As Jack gets older and develops further, the film’s opening line gains great significance. The film dissects life into two perspectives, the “way of grace” and the “way of nature.” Throughout the film we see how Jack’s two parents symbolize each approach. Living through grace involves the acceptance of being slighted and acceptance of insults and injury, like the mother character. However, one living in the “way of grace” will always be loved. On the other hand, nature only wants to please itself and have others please them, finding reasons to be unhappy. With the father’s ambitions falling short, he is living the “way of nature” and utterly unhappy, resulting in a stern parenting style that leaves him unloved. Hunter McCracken’s performance shows a boy who wants to live in grace but is stuck with too much nature in his soul. Perhaps it was the younger brother killed in Vietnam with the grace that the world lost out on. Through Jack’s memories of adolescence, we can see what led him toward the way of nature and sadness he feels as an adult, when Penn takes over the role.
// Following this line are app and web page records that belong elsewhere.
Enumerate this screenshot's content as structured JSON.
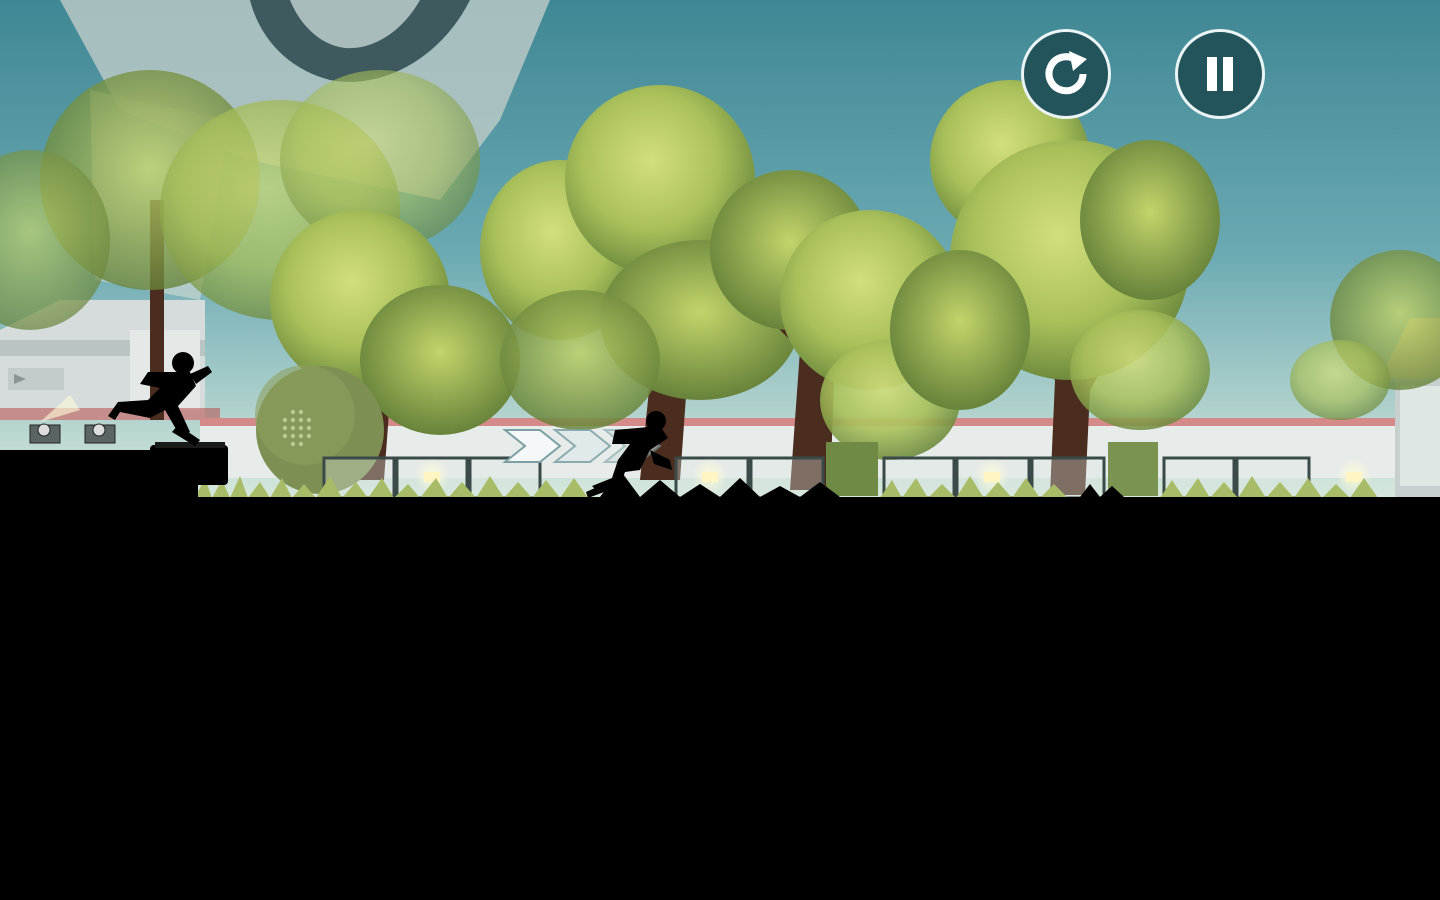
{
  "game": {
    "hud": {
      "restart_icon": "restart-icon",
      "pause_icon": "pause-icon"
    },
    "colors": {
      "sky_top": "#3f8794",
      "sky_bottom": "#d7e8dc",
      "foliage_light": "#b9cc63",
      "foliage_dark": "#5d7a3a",
      "trunk": "#4a2d1e",
      "ground": "#000000",
      "hud_fill": "#23545b",
      "hud_ring": "#eaf4f4",
      "building": "#c8d2d2"
    },
    "entities": {
      "player": "runner-silhouette",
      "chaser": "hunter-silhouette",
      "speed_arrows": "speed-boost-chevrons"
    }
  }
}
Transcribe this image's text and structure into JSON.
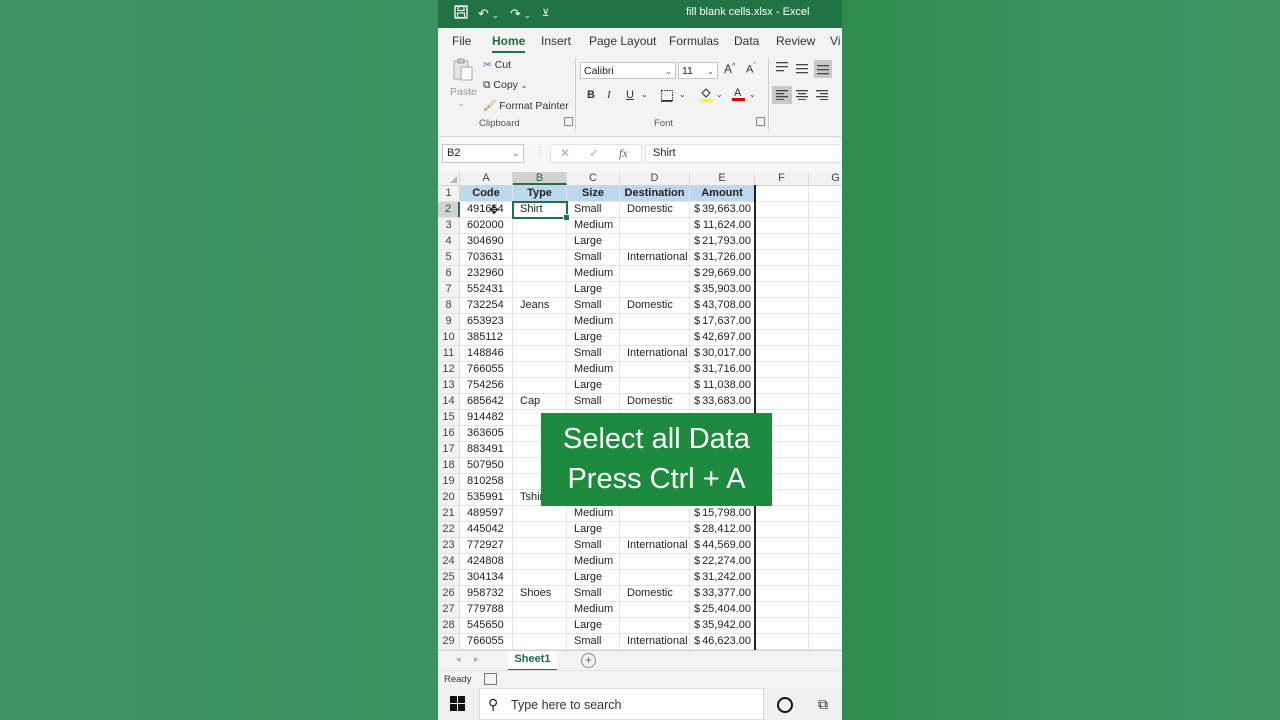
{
  "window": {
    "title": "fill blank cells.xlsx  -  Excel"
  },
  "quick_access": {
    "save_icon": "save-icon",
    "undo_icon": "undo-icon",
    "redo_icon": "redo-icon",
    "customize_icon": "customize-icon"
  },
  "ribbon_tabs": [
    "File",
    "Home",
    "Insert",
    "Page Layout",
    "Formulas",
    "Data",
    "Review",
    "Vi"
  ],
  "clipboard": {
    "paste": "Paste",
    "cut": "Cut",
    "copy": "Copy",
    "format_painter": "Format Painter",
    "group": "Clipboard"
  },
  "font": {
    "name": "Calibri",
    "size": "11",
    "group": "Font",
    "bold": "B",
    "italic": "I",
    "underline": "U"
  },
  "formula_bar": {
    "name_box": "B2",
    "value": "Shirt",
    "fx": "fx"
  },
  "columns": [
    "A",
    "B",
    "C",
    "D",
    "E",
    "F",
    "G"
  ],
  "headers": [
    "Code",
    "Type",
    "Size",
    "Destination",
    "Amount"
  ],
  "rows": [
    {
      "n": "2",
      "code": "491654",
      "type": "Shirt",
      "size": "Small",
      "dest": "Domestic",
      "amt": "39,663.00"
    },
    {
      "n": "3",
      "code": "602000",
      "type": "",
      "size": "Medium",
      "dest": "",
      "amt": "11,624.00"
    },
    {
      "n": "4",
      "code": "304690",
      "type": "",
      "size": "Large",
      "dest": "",
      "amt": "21,793.00"
    },
    {
      "n": "5",
      "code": "703631",
      "type": "",
      "size": "Small",
      "dest": "International",
      "amt": "31,726.00"
    },
    {
      "n": "6",
      "code": "232960",
      "type": "",
      "size": "Medium",
      "dest": "",
      "amt": "29,669.00"
    },
    {
      "n": "7",
      "code": "552431",
      "type": "",
      "size": "Large",
      "dest": "",
      "amt": "35,903.00"
    },
    {
      "n": "8",
      "code": "732254",
      "type": "Jeans",
      "size": "Small",
      "dest": "Domestic",
      "amt": "43,708.00"
    },
    {
      "n": "9",
      "code": "653923",
      "type": "",
      "size": "Medium",
      "dest": "",
      "amt": "17,637.00"
    },
    {
      "n": "10",
      "code": "385112",
      "type": "",
      "size": "Large",
      "dest": "",
      "amt": "42,697.00"
    },
    {
      "n": "11",
      "code": "148846",
      "type": "",
      "size": "Small",
      "dest": "International",
      "amt": "30,017.00"
    },
    {
      "n": "12",
      "code": "766055",
      "type": "",
      "size": "Medium",
      "dest": "",
      "amt": "31,716.00"
    },
    {
      "n": "13",
      "code": "754256",
      "type": "",
      "size": "Large",
      "dest": "",
      "amt": "11,038.00"
    },
    {
      "n": "14",
      "code": "685642",
      "type": "Cap",
      "size": "Small",
      "dest": "Domestic",
      "amt": "33,683.00"
    },
    {
      "n": "15",
      "code": "914482",
      "type": "",
      "size": "",
      "dest": "",
      "amt": ""
    },
    {
      "n": "16",
      "code": "363605",
      "type": "",
      "size": "",
      "dest": "",
      "amt": ""
    },
    {
      "n": "17",
      "code": "883491",
      "type": "",
      "size": "",
      "dest": "",
      "amt": ""
    },
    {
      "n": "18",
      "code": "507950",
      "type": "",
      "size": "",
      "dest": "",
      "amt": ""
    },
    {
      "n": "19",
      "code": "810258",
      "type": "",
      "size": "",
      "dest": "",
      "amt": ""
    },
    {
      "n": "20",
      "code": "535991",
      "type": "Tshirt",
      "size": "",
      "dest": "",
      "amt": ""
    },
    {
      "n": "21",
      "code": "489597",
      "type": "",
      "size": "Medium",
      "dest": "",
      "amt": "15,798.00"
    },
    {
      "n": "22",
      "code": "445042",
      "type": "",
      "size": "Large",
      "dest": "",
      "amt": "28,412.00"
    },
    {
      "n": "23",
      "code": "772927",
      "type": "",
      "size": "Small",
      "dest": "International",
      "amt": "44,569.00"
    },
    {
      "n": "24",
      "code": "424808",
      "type": "",
      "size": "Medium",
      "dest": "",
      "amt": "22,274.00"
    },
    {
      "n": "25",
      "code": "304134",
      "type": "",
      "size": "Large",
      "dest": "",
      "amt": "31,242.00"
    },
    {
      "n": "26",
      "code": "958732",
      "type": "Shoes",
      "size": "Small",
      "dest": "Domestic",
      "amt": "33,377.00"
    },
    {
      "n": "27",
      "code": "779788",
      "type": "",
      "size": "Medium",
      "dest": "",
      "amt": "25,404.00"
    },
    {
      "n": "28",
      "code": "545650",
      "type": "",
      "size": "Large",
      "dest": "",
      "amt": "35,942.00"
    },
    {
      "n": "29",
      "code": "766055",
      "type": "",
      "size": "Small",
      "dest": "International",
      "amt": "46,623.00"
    }
  ],
  "currency": "$",
  "overlay": {
    "line1": "Select all Data",
    "line2": "Press Ctrl + A"
  },
  "sheet": {
    "tab": "Sheet1"
  },
  "status": {
    "text": "Ready"
  },
  "taskbar": {
    "search_placeholder": "Type here to search"
  },
  "colors": {
    "excel_green": "#217346",
    "header_fill": "#bdd7ee",
    "overlay": "#1e8a3e"
  }
}
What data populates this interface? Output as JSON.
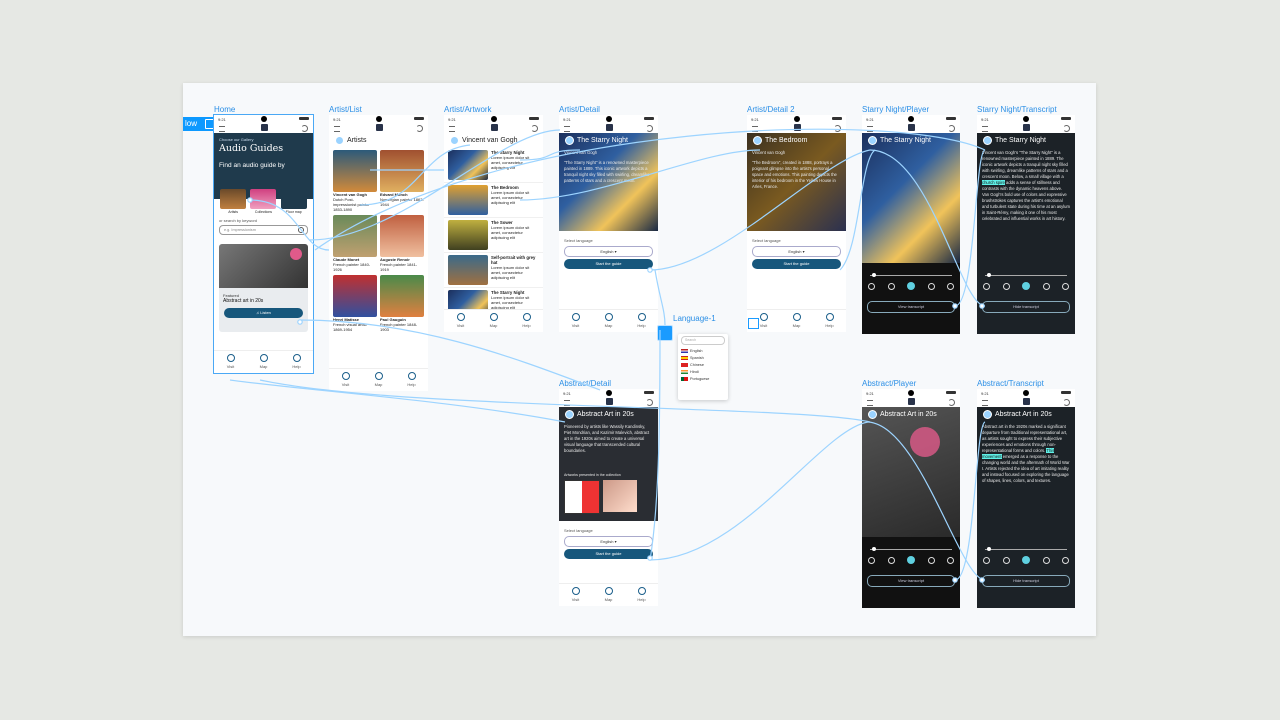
{
  "flow_tab": "low",
  "frame_labels": {
    "home": "Home",
    "artist_list": "Artist/List",
    "artist_artwork": "Artist/Artwork",
    "artist_detail": "Artist/Detail",
    "artist_detail2": "Artist/Detail 2",
    "starry_player": "Starry Night/Player",
    "starry_transcript": "Starry Night/Transcript",
    "language": "Language-1",
    "abstract_detail": "Abstract/Detail",
    "abstract_player": "Abstract/Player",
    "abstract_transcript": "Abstract/Transcript"
  },
  "status_time": "9:21",
  "home": {
    "eyebrow": "Choose our Gallery",
    "title": "Audio Guides",
    "subtitle": "Find an audio guide by",
    "categories": [
      "Artists",
      "Collections",
      "Floor map"
    ],
    "search_label": "or search by keyword",
    "search_placeholder": "e.g. Impressionism",
    "featured_label": "Featured",
    "featured_title": "Abstract art in 20s",
    "listen_label": "Listen"
  },
  "nav": {
    "visit": "Visit",
    "map": "Map",
    "help": "Help"
  },
  "artists": {
    "title": "Artists",
    "items": [
      {
        "name": "Vincent van Gogh",
        "desc": "Dutch Post-impressionist painter 1853-1890"
      },
      {
        "name": "Edvard Munch",
        "desc": "Norwegian painter 1863-1944"
      },
      {
        "name": "Claude Monet",
        "desc": "French painter 1840-1926"
      },
      {
        "name": "Auguste Renoir",
        "desc": "French painter 1841-1919"
      },
      {
        "name": "Henri Matisse",
        "desc": "French visual artist 1869-1954"
      },
      {
        "name": "Paul Gauguin",
        "desc": "French painter 1848-1903"
      }
    ]
  },
  "artwork": {
    "title": "Vincent van Gogh",
    "desc": "Lorem ipsum dolor sit amet, consectetur adipiscing elit",
    "items": [
      "The Starry Night",
      "The Bedroom",
      "The Sower",
      "Self-portrait with grey hat",
      "The Starry Night"
    ]
  },
  "detail": {
    "title": "The Starry Night",
    "artist": "Vincent van Gogh",
    "body": "\"The Starry Night\" is a renowned masterpiece painted in 1889. This iconic artwork depicts a tranquil night sky filled with swirling, dreamlike patterns of stars and a crescent moon.",
    "select_language": "Select language",
    "language": "English",
    "start": "Start the guide"
  },
  "detail2": {
    "title": "The Bedroom",
    "artist": "Vincent van Gogh",
    "body": "\"The Bedroom\", created in 1888, portrays a poignant glimpse into the artist's personal space and emotions. This painting depicts the interior of his bedroom in the Yellow House in Arles, France."
  },
  "player": {
    "view_transcript": "View transcript",
    "hide_transcript": "Hide transcript"
  },
  "transcript": {
    "title": "The Starry Night",
    "before": "Vincent van Gogh's \"The Starry Night\" is a renowned masterpiece painted in 1889. The iconic artwork depicts a tranquil night sky filled with swirling, dreamlike patterns of stars and a crescent moon. Below, a small village with a",
    "highlight": "church spire",
    "after": "adds a sense of stillness and contrasts with the dynamic heavens above. Van Gogh's bold use of colors and expressive brushstrokes captures the artist's emotional and turbulent state during his time at an asylum in Saint-Rémy, making it one of his most celebrated and influential works in art history."
  },
  "language_menu": {
    "search": "Search",
    "items": [
      "English",
      "Spanish",
      "Chinese",
      "Hindi",
      "Portuguese"
    ]
  },
  "abstract": {
    "title": "Abstract Art in 20s",
    "body": "Pioneered by artists like Wassily Kandinsky, Piet Mondrian, and Kazimir Malevich, abstract art in the 1920s aimed to create a universal visual language that transcended cultural boundaries.",
    "gallery_label": "Artworks presented in the collection"
  },
  "abstract_transcript": {
    "before": "Abstract art in the 1920s marked a significant departure from traditional representational art, as artists sought to express their subjective experiences and emotions through non-representational forms and colors.",
    "highlight": "This movement",
    "after": "emerged as a response to the changing world and the aftermath of World War I. Artists rejected the idea of art imitating reality and instead focused on exploring the language of shapes, lines, colors, and textures."
  },
  "colors": {
    "accent": "#17577c",
    "wire": "#9dd4ff",
    "selection": "#2b8fe6",
    "highlight": "#5ff0e8"
  }
}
Unfortunately, Terrence Malick has more on his mind than the process of growing up into the adult you will become. The Tree of Life tackles even larger issues, which is where I took issue with the film. Most memorably, Malick chronicles life on Earth in an extended 20-minute section. As life transforms from the Big Bang to dinosaurs to babies, we are awed by his craftsmanship and ambition. This sequence is incredible filmmaking, but takes you out of the film. I went from being engrossed in the film to just thinking about the director’s technical capabilities. It is impressive, but hurts the film. Malick also turns his attention to the afterlife with Sean Penn meeting the people of his past on a rocky beach. This sequence fits in which the aesthetics of the larger picture a little better but still feels awkward. When we are watching the kids interact and the parents figure out how to raise them, The Tree of Life nears masterpiece status. Holding it back from that pedestal are the times it reaches to be more important, leaving it cold and difficult.
I cannot stress enough how much I love the childhood scenes (which admittedly is the majority of the film). Malick captures being a little boy in way that is timeless and mesmerizing. He is able to highlight the certain sounds and images that stick out in a child’s memories. The music of the film, often the classical pieces loved by the parents, provides a wonderful soundtrack weaving these memories together. The Tree of Life is no doubt a display of virtuosic filmmaking, and Malick's achievement is admirable. If only the scope was narrowed slightly, Malick’s achievement could be event greater.
If one knows what they are in store for, I would highly recommend The Tree of Life, if only for just the new filmic experience. The direction is amazing, the performances are great, and it is so beautiful to look at. If you can get past the sequences that take you out of the experience, the reflections on childhood alone are worthy of viewing. Healthy and intelligent debate will surely arise after you watch, and that is always a good result.
Mark it 7.